Since when does every single player get playing time? In what sense do parents think their kids are entitled to playing time? It drives me nuts when the coaches or other players are automatically victimized. I am not a parent and will not be one for a while. But, honestly, what message are you sending? It seems like a lesson of placing the blame on other people when things aren’t going your way.
This is where I would say ownership comes in. Ask your kid what’s going on. Ask how practice is going. Ask their opinions of why they think they aren’t playing. Don’t just assume they deserve to be playing and get upset about it. Take ownership yourself and expect the same from your kids. It could solve a lot of problems.
I say this because, yes, even as a college basketball player, I have rode the bench plenty. I’m not embarrassed to admit that. Why? Because I had parents and mentors who told me to get over it, to work harder, to not give up on something I really care about. It is absolutely true: no one escapes this world unhurt. Things don’t go your way.

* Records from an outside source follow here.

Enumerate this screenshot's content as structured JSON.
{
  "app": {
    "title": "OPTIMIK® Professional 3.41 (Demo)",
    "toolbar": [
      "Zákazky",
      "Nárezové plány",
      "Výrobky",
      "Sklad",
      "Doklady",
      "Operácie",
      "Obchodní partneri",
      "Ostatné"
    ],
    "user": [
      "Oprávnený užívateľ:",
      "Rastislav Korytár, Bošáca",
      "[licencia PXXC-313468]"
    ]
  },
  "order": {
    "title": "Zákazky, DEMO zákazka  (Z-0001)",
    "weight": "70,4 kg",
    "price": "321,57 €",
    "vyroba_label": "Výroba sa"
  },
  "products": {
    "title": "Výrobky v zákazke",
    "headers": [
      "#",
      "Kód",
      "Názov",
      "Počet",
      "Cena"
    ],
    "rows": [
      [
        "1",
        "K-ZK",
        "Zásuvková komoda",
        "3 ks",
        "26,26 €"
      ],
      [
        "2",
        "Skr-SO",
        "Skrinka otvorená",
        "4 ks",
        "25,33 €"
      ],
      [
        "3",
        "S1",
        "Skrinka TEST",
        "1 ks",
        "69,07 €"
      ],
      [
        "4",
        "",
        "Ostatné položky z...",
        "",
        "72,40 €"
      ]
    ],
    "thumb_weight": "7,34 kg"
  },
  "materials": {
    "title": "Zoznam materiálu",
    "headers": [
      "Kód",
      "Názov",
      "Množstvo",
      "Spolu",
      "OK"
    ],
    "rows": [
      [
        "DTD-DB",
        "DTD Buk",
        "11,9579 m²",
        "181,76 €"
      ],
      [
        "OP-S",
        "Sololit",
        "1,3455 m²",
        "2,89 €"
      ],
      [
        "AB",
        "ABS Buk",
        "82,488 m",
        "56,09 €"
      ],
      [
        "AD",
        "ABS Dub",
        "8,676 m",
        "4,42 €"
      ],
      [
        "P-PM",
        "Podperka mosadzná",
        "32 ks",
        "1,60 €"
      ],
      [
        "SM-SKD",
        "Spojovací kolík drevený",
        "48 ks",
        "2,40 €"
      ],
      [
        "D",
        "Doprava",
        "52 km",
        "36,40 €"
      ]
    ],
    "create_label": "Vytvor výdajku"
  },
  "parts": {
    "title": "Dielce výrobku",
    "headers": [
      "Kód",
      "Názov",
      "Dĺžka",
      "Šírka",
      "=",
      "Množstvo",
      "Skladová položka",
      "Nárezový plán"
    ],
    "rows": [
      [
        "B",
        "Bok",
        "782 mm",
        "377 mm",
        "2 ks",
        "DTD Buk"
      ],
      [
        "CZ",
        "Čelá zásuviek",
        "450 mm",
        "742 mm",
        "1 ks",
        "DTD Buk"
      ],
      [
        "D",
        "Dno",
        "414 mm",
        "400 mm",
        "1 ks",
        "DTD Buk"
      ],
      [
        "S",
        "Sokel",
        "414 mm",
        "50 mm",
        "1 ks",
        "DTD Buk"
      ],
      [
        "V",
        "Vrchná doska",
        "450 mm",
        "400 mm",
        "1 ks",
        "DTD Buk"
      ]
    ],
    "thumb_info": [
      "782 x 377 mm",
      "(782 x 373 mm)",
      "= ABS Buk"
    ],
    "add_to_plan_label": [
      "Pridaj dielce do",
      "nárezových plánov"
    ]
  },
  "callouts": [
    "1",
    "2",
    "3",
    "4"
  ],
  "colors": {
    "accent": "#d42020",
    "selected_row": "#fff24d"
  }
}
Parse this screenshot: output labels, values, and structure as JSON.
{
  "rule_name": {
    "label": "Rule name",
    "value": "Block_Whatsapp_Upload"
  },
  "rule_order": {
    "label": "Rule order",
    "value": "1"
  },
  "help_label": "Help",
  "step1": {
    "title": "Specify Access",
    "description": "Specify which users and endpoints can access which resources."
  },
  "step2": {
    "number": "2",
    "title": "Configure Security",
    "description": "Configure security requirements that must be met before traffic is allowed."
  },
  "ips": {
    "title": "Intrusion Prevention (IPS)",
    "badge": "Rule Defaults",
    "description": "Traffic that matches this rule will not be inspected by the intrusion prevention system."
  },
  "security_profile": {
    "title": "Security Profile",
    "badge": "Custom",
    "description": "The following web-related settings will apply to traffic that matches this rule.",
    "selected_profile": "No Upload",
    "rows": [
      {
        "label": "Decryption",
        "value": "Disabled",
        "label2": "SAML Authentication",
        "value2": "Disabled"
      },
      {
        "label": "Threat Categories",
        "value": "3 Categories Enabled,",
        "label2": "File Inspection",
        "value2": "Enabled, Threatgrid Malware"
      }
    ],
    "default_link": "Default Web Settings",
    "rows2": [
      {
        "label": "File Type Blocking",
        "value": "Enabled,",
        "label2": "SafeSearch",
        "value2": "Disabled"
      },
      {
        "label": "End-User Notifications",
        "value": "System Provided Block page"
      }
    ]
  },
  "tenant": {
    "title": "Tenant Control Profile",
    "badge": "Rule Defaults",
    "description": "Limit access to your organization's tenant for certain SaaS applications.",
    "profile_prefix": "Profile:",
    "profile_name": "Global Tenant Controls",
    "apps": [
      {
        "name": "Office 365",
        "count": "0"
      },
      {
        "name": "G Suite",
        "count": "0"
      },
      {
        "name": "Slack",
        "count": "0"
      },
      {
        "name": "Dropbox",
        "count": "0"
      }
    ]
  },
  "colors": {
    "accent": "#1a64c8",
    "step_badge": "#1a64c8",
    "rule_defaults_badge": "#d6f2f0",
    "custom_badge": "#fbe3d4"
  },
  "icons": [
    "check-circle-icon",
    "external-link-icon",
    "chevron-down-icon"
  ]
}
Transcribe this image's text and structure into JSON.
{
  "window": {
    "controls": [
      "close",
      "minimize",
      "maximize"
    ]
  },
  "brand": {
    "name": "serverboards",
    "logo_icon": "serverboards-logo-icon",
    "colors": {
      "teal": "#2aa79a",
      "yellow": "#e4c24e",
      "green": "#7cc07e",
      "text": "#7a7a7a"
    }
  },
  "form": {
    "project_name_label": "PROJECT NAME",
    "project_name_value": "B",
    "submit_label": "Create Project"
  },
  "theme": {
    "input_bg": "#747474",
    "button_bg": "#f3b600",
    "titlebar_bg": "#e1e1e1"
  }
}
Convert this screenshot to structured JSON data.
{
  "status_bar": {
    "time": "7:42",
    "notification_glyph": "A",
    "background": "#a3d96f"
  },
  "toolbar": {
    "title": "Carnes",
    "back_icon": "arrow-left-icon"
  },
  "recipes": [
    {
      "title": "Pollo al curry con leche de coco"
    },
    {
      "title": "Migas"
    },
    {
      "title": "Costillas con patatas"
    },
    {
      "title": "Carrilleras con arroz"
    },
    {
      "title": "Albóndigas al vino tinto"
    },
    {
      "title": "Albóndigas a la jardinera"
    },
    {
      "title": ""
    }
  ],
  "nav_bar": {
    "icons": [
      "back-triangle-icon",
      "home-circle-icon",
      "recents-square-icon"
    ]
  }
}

Coaches miss what you bring to the table. So what! Show them differently.
The earlier we realize that, the less parents will have to say. Sports can be an incredible outlet for growth when approached with a truly competitive mindset. Maybe it’s just me, but thinking everyone should play is far from a competitive mindset. The best players play. The hardest working players play. The most gifted players play. Anything less than that is a harsh reality: they probably don’t play.
Where many parents are mistaken is 1) thinking their kid should be playing without any grasp, or unrealistic expectations, of the situation and 2) pointing the fingers elsewhere. Just because your kid doesn’t play doesn’t mean it will always be that way. But if it is constantly the coach’s fault, and never a matter of ownership, chances are your kid will never understand what it means to compete. And to me, competing means to find what is wrong and doing everything you can to fix it.
Food for thought.